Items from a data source
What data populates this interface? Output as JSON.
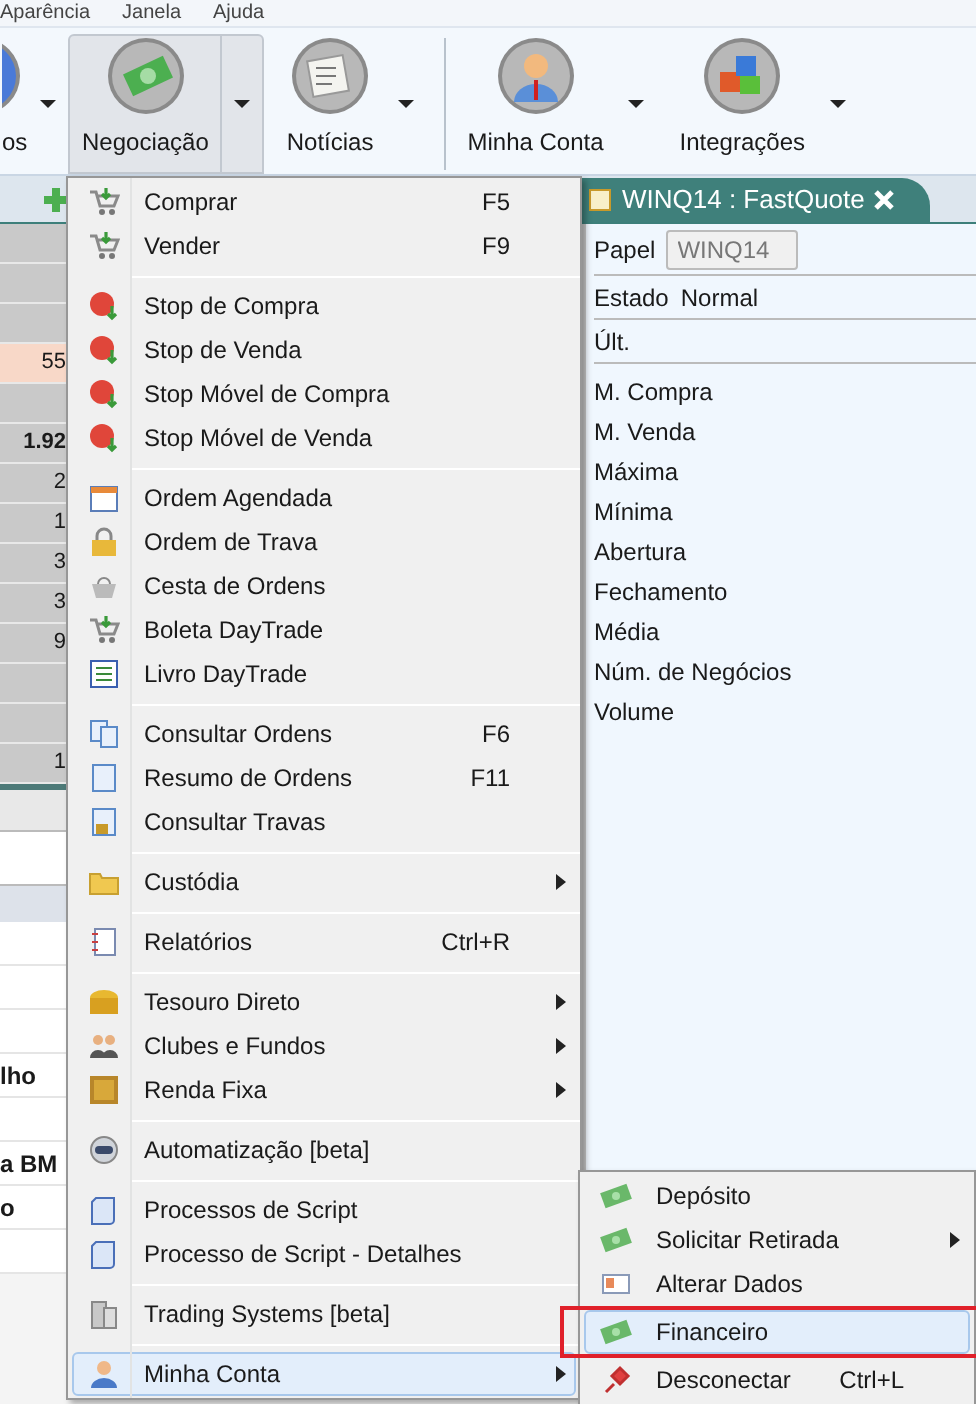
{
  "menubar": [
    "Aparência",
    "Janela",
    "Ajuda"
  ],
  "toolbar": [
    {
      "label": "os",
      "pressed": false
    },
    {
      "label": "Negociação",
      "pressed": true
    },
    {
      "label": "Notícias",
      "pressed": false
    },
    {
      "label": "Minha Conta",
      "pressed": false
    },
    {
      "label": "Integrações",
      "pressed": false
    }
  ],
  "quote_tab": {
    "title": "WINQ14 : FastQuote"
  },
  "left_table": {
    "rows": [
      {
        "highlighted": false
      },
      {
        "highlighted": false
      },
      {
        "highlighted": false
      },
      {
        "value": "55",
        "highlighted": true
      },
      {
        "highlighted": false
      },
      {
        "value": "1.92",
        "highlighted": false
      },
      {
        "value": "2",
        "highlighted": false
      },
      {
        "value": "1",
        "highlighted": false
      },
      {
        "value": "3",
        "highlighted": false
      },
      {
        "value": "3",
        "highlighted": false
      },
      {
        "value": "9",
        "highlighted": false
      },
      {
        "highlighted": false
      },
      {
        "highlighted": false
      },
      {
        "value": "1",
        "highlighted": false
      }
    ]
  },
  "left_list": {
    "rows": [
      {},
      {},
      {},
      {
        "value": "lho"
      },
      {},
      {
        "value": "a BM"
      },
      {
        "value": "o"
      },
      {}
    ]
  },
  "fastquote": {
    "papel_label": "Papel",
    "papel_value": "WINQ14",
    "estado_label": "Estado",
    "estado_value": "Normal",
    "ult_label": "Últ.",
    "fields": [
      "M. Compra",
      "M. Venda",
      "Máxima",
      "Mínima",
      "Abertura",
      "Fechamento",
      "Média",
      "Núm. de Negócios",
      "Volume"
    ]
  },
  "menu": {
    "groups": [
      [
        {
          "label": "Comprar",
          "shortcut": "F5",
          "submenu": false,
          "selected": false
        },
        {
          "label": "Vender",
          "shortcut": "F9",
          "submenu": false,
          "selected": false
        }
      ],
      [
        {
          "label": "Stop de Compra",
          "submenu": false,
          "selected": false
        },
        {
          "label": "Stop de Venda",
          "submenu": false,
          "selected": false
        },
        {
          "label": "Stop Móvel de Compra",
          "submenu": false,
          "selected": false
        },
        {
          "label": "Stop Móvel de Venda",
          "submenu": false,
          "selected": false
        }
      ],
      [
        {
          "label": "Ordem Agendada",
          "submenu": false,
          "selected": false
        },
        {
          "label": "Ordem de Trava",
          "submenu": false,
          "selected": false
        },
        {
          "label": "Cesta de Ordens",
          "submenu": false,
          "selected": false
        },
        {
          "label": "Boleta DayTrade",
          "submenu": false,
          "selected": false
        },
        {
          "label": "Livro DayTrade",
          "submenu": false,
          "selected": false
        }
      ],
      [
        {
          "label": "Consultar Ordens",
          "shortcut": "F6",
          "submenu": false,
          "selected": false
        },
        {
          "label": "Resumo de Ordens",
          "shortcut": "F11",
          "submenu": false,
          "selected": false
        },
        {
          "label": "Consultar Travas",
          "submenu": false,
          "selected": false
        }
      ],
      [
        {
          "label": "Custódia",
          "submenu": true,
          "selected": false
        }
      ],
      [
        {
          "label": "Relatórios",
          "shortcut": "Ctrl+R",
          "submenu": false,
          "selected": false
        }
      ],
      [
        {
          "label": "Tesouro Direto",
          "submenu": true,
          "selected": false
        },
        {
          "label": "Clubes e Fundos",
          "submenu": true,
          "selected": false
        },
        {
          "label": "Renda Fixa",
          "submenu": true,
          "selected": false
        }
      ],
      [
        {
          "label": "Automatização [beta]",
          "submenu": false,
          "selected": false
        }
      ],
      [
        {
          "label": "Processos de Script",
          "submenu": false,
          "selected": false
        },
        {
          "label": "Processo de Script - Detalhes",
          "submenu": false,
          "selected": false
        }
      ],
      [
        {
          "label": "Trading Systems [beta]",
          "submenu": false,
          "selected": false
        }
      ],
      [
        {
          "label": "Minha Conta",
          "submenu": true,
          "selected": true
        }
      ]
    ]
  },
  "submenu": {
    "items": [
      {
        "label": "Depósito",
        "submenu": false,
        "selected": false,
        "outlined": false
      },
      {
        "label": "Solicitar Retirada",
        "submenu": true,
        "selected": false,
        "outlined": false
      },
      {
        "label": "Alterar Dados",
        "submenu": false,
        "selected": false,
        "outlined": false
      },
      {
        "label": "Financeiro",
        "submenu": false,
        "selected": true,
        "outlined": true
      },
      {
        "label": "Desconectar",
        "shortcut": "Ctrl+L",
        "submenu": false,
        "selected": false,
        "outlined": false
      }
    ]
  }
}
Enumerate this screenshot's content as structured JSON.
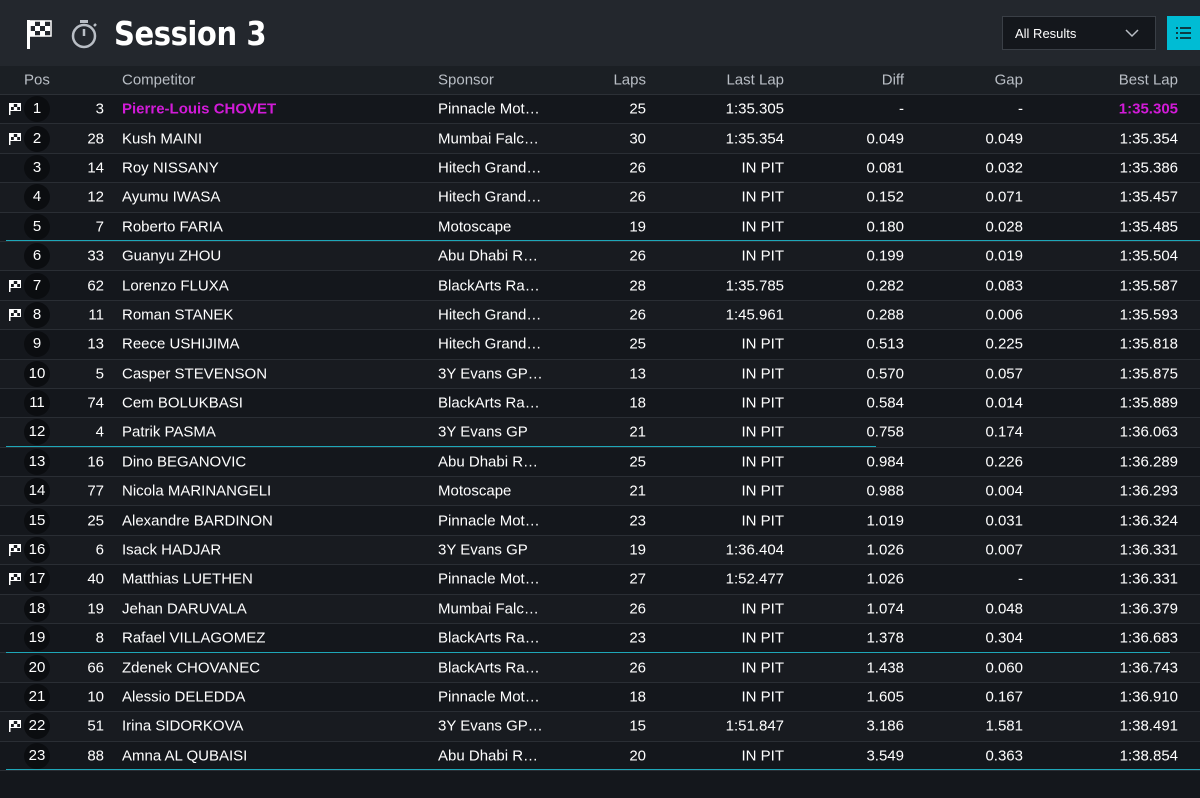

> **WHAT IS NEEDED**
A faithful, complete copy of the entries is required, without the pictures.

> **REPLY TO THE EXERCISE**
What data populates this interface? Output as JSON.
{
  "menubar": [
    "Aparência",
    "Janela",
    "Ajuda"
  ],
  "toolbar": [
    {
      "label": "os",
      "pressed": false
    },
    {
      "label": "Negociação",
      "pressed": true
    },
    {
      "label": "Notícias",
      "pressed": false
    },
    {
      "label": "Minha Conta",
      "pressed": false
    },
    {
      "label": "Integrações",
      "pressed": false
    }
  ],
  "quote_tab": {
    "title": "WINQ14 : FastQuote"
  },
  "left_table": {
    "rows": [
      {
        "highlighted": false
      },
      {
        "highlighted": false
      },
      {
        "highlighted": false
      },
      {
        "value": "55",
        "highlighted": true
      },
      {
        "highlighted": false
      },
      {
        "value": "1.92",
        "highlighted": false
      },
      {
        "value": "2",
        "highlighted": false
      },
      {
        "value": "1",
        "highlighted": false
      },
      {
        "value": "3",
        "highlighted": false
      },
      {
        "value": "3",
        "highlighted": false
      },
      {
        "value": "9",
        "highlighted": false
      },
      {
        "highlighted": false
      },
      {
        "highlighted": false
      },
      {
        "value": "1",
        "highlighted": false
      }
    ]
  },
  "left_list": {
    "rows": [
      {},
      {},
      {},
      {
        "value": "lho"
      },
      {},
      {
        "value": "a BM"
      },
      {
        "value": "o"
      },
      {}
    ]
  },
  "fastquote": {
    "papel_label": "Papel",
    "papel_value": "WINQ14",
    "estado_label": "Estado",
    "estado_value": "Normal",
    "ult_label": "Últ.",
    "fields": [
      "M. Compra",
      "M. Venda",
      "Máxima",
      "Mínima",
      "Abertura",
      "Fechamento",
      "Média",
      "Núm. de Negócios",
      "Volume"
    ]
  },
  "menu": {
    "groups": [
      [
        {
          "label": "Comprar",
          "shortcut": "F5",
          "submenu": false,
          "selected": false
        },
        {
          "label": "Vender",
          "shortcut": "F9",
          "submenu": false,
          "selected": false
        }
      ],
      [
        {
          "label": "Stop de Compra",
          "submenu": false,
          "selected": false
        },
        {
          "label": "Stop de Venda",
          "submenu": false,
          "selected": false
        },
        {
          "label": "Stop Móvel de Compra",
          "submenu": false,
          "selected": false
        },
        {
          "label": "Stop Móvel de Venda",
          "submenu": false,
          "selected": false
        }
      ],
      [
        {
          "label": "Ordem Agendada",
          "submenu": false,
          "selected": false
        },
        {
          "label": "Ordem de Trava",
          "submenu": false,
          "selected": false
        },
        {
          "label": "Cesta de Ordens",
          "submenu": false,
          "selected": false
        },
        {
          "label": "Boleta DayTrade",
          "submenu": false,
          "selected": false
        },
        {
          "label": "Livro DayTrade",
          "submenu": false,
          "selected": false
        }
      ],
      [
        {
          "label": "Consultar Ordens",
          "shortcut": "F6",
          "submenu": false,
          "selected": false
        },
        {
          "label": "Resumo de Ordens",
          "shortcut": "F11",
          "submenu": false,
          "selected": false
        },
        {
          "label": "Consultar Travas",
          "submenu": false,
          "selected": false
        }
      ],
      [
        {
          "label": "Custódia",
          "submenu": true,
          "selected": false
        }
      ],
      [
        {
          "label": "Relatórios",
          "shortcut": "Ctrl+R",
          "submenu": false,
          "selected": false
        }
      ],
      [
        {
          "label": "Tesouro Direto",
          "submenu": true,
          "selected": false
        },
        {
          "label": "Clubes e Fundos",
          "submenu": true,
          "selected": false
        },
        {
          "label": "Renda Fixa",
          "submenu": true,
          "selected": false
        }
      ],
      [
        {
          "label": "Automatização [beta]",
          "submenu": false,
          "selected": false
        }
      ],
      [
        {
          "label": "Processos de Script",
          "submenu": false,
          "selected": false
        },
        {
          "label": "Processo de Script - Detalhes",
          "submenu": false,
          "selected": false
        }
      ],
      [
        {
          "label": "Trading Systems [beta]",
          "submenu": false,
          "selected": false
        }
      ],
      [
        {
          "label": "Minha Conta",
          "submenu": true,
          "selected": true
        }
      ]
    ]
  },
  "submenu": {
    "items": [
      {
        "label": "Depósito",
        "submenu": false,
        "selected": false,
        "outlined": false
      },
      {
        "label": "Solicitar Retirada",
        "submenu": true,
        "selected": false,
        "outlined": false
      },
      {
        "label": "Alterar Dados",
        "submenu": false,
        "selected": false,
        "outlined": false
      },
      {
        "label": "Financeiro",
        "submenu": false,
        "selected": true,
        "outlined": true
      },
      {
        "label": "Desconectar",
        "shortcut": "Ctrl+L",
        "submenu": false,
        "selected": false,
        "outlined": false
      }
    ]
  }
}
Enumerate this screenshot's content as structured JSON.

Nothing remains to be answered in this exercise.